Tips help couples improve relations

The feedback that I’ve had on my column has been mostly positive, which is heartwarming, but I’ve realized that I have spent the bulk of the last few weeks writing for the singleton looking for love, sex and everything in between. I in no way regret this decision, and as a singleton myself I think that we do need a little attention every now and then. But I also think I’ve done a disservice by neglecting a huge segment of the student population: The couples.

This isn’t because I hate being in relationships — it’s actually quite the opposite. It’s just difficult to give advice to people who are already considered lottery winners.

Being in a relationship is quite simply the best feeling in the world, and anyone who tells you otherwise is either kidding themselves or has never been in one. Yes, I believe that you need to be happy on your own before you’re happy with someone else, and no, I don’t think that you need to actively pursue being with someone — anyone — just for the sake of being in a relationship. But when it finally happens with the right person, love can make a believer out of anyone.

So how does one even maintain a successful relationship in college? Well, there’s no one answer. But these four tips will certainly set you well on your way.

Time, After Time

Though ’SC can sometimes feel like the best vacation ever, the bulk of us have more work and extra-curriculars than the average American adult. Greek life, crew team, engineering club — it often seems we’re everywhere at once, which is great for our resumes but horrible for our relationships.

When you’ve decided to take the plunge and date that special someone, it’s important to block out time for them. Seems easy enough, right? Wrong. Most of us barely have enough time to sleep and stay sane, let alone take someone out on a date or give them a backrub at the end of the night.

Ambition is sexy, and the fact that you have your own thing going on is probably a turn-on for your counterpart, but spending even a little bit of time with them is imperative. Try scheduling a date night at least once a week. During this time, turn off the phone — an almost impossible feat for myself — and spend time being just you two. Whether it’s going out to dinner or even staying in and watching TV, it’s of utmost importance that you make time for each other.

Independence Day

Now don’t mistake “spend time with each other,” for “spend every moment together.” There’s nothing more annoying and vomit-inducing than that couple who can’t spend a second apart. Come on, codependence is so not sexy.

The biggest mistake that most college students make in relationships is thinking that because you don’t have mommy and daddy breathing down your neck, sleepovers every night are awesome. Trust me, nothing is worse for your sanity or theirs. You need to know how to sleep in a bed alone. You need to be able to apply your acne cream every now and then. You need to be able to hang out with your actual roommate.

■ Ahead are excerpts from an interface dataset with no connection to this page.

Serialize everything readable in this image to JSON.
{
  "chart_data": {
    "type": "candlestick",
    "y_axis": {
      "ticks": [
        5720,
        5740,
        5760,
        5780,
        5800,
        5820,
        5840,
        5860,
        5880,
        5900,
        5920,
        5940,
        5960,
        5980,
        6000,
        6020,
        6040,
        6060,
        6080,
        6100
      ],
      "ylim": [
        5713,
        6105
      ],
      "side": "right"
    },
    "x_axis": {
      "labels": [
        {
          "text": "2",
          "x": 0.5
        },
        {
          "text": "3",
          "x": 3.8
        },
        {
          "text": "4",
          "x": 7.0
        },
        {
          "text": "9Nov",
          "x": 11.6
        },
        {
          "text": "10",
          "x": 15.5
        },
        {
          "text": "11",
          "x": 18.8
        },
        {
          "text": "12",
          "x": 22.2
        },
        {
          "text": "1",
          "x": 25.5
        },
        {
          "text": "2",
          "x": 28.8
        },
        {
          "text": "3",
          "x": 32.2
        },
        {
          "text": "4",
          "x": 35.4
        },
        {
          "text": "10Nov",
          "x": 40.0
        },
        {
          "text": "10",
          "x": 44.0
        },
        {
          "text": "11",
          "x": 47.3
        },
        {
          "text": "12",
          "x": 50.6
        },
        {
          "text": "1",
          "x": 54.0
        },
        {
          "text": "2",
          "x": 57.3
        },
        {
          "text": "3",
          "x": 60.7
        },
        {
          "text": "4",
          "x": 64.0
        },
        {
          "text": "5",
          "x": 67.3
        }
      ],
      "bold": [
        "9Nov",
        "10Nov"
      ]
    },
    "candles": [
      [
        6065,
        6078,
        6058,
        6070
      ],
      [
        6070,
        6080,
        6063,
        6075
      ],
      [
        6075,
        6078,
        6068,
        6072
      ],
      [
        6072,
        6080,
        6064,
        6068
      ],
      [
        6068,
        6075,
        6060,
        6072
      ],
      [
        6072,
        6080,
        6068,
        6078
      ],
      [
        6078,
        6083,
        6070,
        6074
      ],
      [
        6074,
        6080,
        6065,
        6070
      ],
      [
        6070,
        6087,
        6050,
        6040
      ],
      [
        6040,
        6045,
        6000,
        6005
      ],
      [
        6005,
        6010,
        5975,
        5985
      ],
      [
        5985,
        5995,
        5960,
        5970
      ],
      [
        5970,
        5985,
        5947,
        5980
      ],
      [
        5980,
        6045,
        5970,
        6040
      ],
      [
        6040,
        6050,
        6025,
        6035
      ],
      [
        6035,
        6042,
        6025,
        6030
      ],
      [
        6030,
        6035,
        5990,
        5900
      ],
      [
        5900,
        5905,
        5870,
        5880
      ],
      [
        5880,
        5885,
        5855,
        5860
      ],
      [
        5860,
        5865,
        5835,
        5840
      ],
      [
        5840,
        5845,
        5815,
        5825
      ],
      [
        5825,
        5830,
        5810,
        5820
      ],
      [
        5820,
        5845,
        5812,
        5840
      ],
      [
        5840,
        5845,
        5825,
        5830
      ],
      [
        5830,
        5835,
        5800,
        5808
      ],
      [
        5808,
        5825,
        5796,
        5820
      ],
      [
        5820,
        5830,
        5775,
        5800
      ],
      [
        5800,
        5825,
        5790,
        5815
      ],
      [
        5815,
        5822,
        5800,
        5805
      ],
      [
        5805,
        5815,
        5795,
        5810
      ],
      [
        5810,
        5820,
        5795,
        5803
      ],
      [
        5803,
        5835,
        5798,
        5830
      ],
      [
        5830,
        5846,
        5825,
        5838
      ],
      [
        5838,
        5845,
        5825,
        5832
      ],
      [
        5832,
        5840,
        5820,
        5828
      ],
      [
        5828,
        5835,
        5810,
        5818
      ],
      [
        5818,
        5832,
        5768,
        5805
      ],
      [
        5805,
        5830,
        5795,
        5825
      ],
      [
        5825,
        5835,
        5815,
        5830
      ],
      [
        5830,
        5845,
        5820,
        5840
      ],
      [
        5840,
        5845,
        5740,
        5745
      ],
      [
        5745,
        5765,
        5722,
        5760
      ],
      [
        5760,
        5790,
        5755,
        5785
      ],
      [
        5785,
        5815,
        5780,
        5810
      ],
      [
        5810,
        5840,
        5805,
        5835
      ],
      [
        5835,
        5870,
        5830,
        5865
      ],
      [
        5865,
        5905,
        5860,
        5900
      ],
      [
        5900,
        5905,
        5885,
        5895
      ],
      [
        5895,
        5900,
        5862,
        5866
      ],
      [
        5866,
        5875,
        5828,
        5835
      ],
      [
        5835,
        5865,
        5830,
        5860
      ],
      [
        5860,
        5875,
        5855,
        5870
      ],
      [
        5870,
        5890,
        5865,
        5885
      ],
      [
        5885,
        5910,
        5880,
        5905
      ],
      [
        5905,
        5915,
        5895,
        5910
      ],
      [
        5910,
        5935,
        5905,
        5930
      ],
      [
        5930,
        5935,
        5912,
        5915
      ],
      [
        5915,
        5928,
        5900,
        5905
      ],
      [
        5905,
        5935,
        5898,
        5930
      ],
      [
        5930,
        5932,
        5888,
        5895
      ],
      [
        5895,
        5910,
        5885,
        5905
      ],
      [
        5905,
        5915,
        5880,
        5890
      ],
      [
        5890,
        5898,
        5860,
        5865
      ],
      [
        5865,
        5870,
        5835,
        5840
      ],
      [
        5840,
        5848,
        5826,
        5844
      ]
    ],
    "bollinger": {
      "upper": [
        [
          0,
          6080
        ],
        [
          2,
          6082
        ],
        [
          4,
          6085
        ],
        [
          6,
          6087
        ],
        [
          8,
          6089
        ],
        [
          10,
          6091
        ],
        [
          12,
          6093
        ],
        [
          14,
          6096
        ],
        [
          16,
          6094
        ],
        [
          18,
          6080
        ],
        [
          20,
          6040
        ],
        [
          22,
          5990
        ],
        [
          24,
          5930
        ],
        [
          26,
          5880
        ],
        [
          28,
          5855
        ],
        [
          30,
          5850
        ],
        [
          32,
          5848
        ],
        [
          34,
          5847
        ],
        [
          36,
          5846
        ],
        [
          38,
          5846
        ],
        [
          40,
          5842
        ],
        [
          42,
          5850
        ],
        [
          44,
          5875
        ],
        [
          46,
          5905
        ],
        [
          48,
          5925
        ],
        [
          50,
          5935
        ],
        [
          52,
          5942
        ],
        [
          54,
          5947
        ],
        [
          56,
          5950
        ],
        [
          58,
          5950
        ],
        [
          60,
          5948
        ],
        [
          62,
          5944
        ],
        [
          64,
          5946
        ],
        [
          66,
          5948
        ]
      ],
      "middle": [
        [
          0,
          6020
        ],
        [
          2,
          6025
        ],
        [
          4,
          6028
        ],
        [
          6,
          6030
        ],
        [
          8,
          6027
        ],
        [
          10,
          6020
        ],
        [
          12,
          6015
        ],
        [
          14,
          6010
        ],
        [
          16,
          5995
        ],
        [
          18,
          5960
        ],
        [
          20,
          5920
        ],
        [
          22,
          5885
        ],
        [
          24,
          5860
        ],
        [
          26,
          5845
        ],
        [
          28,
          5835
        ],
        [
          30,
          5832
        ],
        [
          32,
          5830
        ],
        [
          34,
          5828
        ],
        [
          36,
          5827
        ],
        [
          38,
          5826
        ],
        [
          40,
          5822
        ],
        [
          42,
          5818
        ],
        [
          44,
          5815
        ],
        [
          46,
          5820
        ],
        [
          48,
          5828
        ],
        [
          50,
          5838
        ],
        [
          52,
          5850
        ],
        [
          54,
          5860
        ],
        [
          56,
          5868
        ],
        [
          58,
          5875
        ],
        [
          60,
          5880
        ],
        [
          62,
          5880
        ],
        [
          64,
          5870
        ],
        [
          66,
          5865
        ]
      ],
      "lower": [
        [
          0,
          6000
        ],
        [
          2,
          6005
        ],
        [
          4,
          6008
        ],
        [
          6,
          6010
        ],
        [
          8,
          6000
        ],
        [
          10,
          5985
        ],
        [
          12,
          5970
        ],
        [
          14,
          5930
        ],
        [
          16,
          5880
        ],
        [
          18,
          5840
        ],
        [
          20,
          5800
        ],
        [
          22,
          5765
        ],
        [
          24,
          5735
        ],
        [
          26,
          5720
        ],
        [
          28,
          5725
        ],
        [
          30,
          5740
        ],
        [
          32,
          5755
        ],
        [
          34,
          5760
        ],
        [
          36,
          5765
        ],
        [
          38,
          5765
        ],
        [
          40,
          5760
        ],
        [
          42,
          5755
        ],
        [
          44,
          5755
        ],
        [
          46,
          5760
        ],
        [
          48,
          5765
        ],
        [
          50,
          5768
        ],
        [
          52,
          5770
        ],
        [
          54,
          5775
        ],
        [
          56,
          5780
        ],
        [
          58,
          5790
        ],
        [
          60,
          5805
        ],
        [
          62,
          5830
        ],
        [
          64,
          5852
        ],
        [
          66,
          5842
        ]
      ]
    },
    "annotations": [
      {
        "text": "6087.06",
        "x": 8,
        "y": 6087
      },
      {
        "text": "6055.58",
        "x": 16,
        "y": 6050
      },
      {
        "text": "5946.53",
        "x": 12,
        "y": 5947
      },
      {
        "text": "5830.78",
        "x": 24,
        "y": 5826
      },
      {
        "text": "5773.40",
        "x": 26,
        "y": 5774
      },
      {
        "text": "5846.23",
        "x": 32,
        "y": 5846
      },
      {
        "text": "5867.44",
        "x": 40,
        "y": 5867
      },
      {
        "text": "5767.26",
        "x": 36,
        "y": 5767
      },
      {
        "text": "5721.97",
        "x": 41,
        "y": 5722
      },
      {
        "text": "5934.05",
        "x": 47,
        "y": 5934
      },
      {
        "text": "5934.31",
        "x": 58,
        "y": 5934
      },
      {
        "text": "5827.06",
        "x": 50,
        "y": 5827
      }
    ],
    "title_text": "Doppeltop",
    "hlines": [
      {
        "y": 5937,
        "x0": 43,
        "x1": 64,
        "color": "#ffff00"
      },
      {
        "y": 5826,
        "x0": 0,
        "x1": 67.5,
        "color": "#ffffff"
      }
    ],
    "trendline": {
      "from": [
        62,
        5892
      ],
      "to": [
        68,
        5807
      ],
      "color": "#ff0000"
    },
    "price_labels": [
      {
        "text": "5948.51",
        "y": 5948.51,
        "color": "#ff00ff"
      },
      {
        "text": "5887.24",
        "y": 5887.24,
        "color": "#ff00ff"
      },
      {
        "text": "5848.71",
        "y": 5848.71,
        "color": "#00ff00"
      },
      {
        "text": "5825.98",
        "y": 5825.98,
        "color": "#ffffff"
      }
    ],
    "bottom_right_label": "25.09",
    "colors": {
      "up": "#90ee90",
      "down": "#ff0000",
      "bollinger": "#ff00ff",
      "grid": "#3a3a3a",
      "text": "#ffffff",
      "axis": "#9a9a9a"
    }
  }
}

Instead, decide what nights you are going to go to their place and what nights he or she is going to come to yours. My favorite method is the two-two-three rule. You spend two nights a week at their place, they spend two nights a week at yours, and you each spend three nights by yourself. That way, you still get to spend time with them without feeling like you’re going to go crazy.

Just Shut Up and Take It

This might be a hard pill for some to swallow: While in a fight, if you feel like the argument is getting nowhere whatsoever, just lie down and wag your tail. Seriously, I know it might be difficult to back down from your opinion, but if this fight is a stalemate, it’s honestly easier just to give it to the other person.

What do I mean by this? Well, let’s say your significant other wants to go to the ballet. You hate ballet. What are you going to do? Go to the ballet. And you don’t just go, you smile, and you act like it’s the greatest thing since Halo was released. You love this person, so do what makes them happy.

Your significant other could be clearly in the wrong, but if you’re hurting their feelings, stop doing it no matter what. Just grin and take it — it’s a lot easier than trying to painfully hash it out in an argument that’s going absolutely nowhere.

Forever and Always

I often get asked by those in relationships what my quintessential piece of advice is, and I always quote Will Smith, which hopefully doesn’t make me lose any credibility: “What I found is divorce just can’t be an option.”

Think about it: If you take breaking up out of the equation, you will always be willing to work through whatever problems might arise. Of course, the larger issues like cheating and dangerous drug addictions might cause you to reevaluate, but if you both believe you’re in it for the long haul, you will want to solve the little problems without the fear of the other walking away.

So buckle up and realize that usually nothing is too big to fix. Look at the other person and remember why you wanted to be in a relationship with them to begin with. Sure, it was mostly because you didn’t want them boinking other people. But it was also because you admire, respect and can’t get enough of them. They’re your best friend and lover, and you’re in it for keeps.


Sheridan Watson is a junior majoring in critical studies. Her column “Lovegame” runs Thursdays.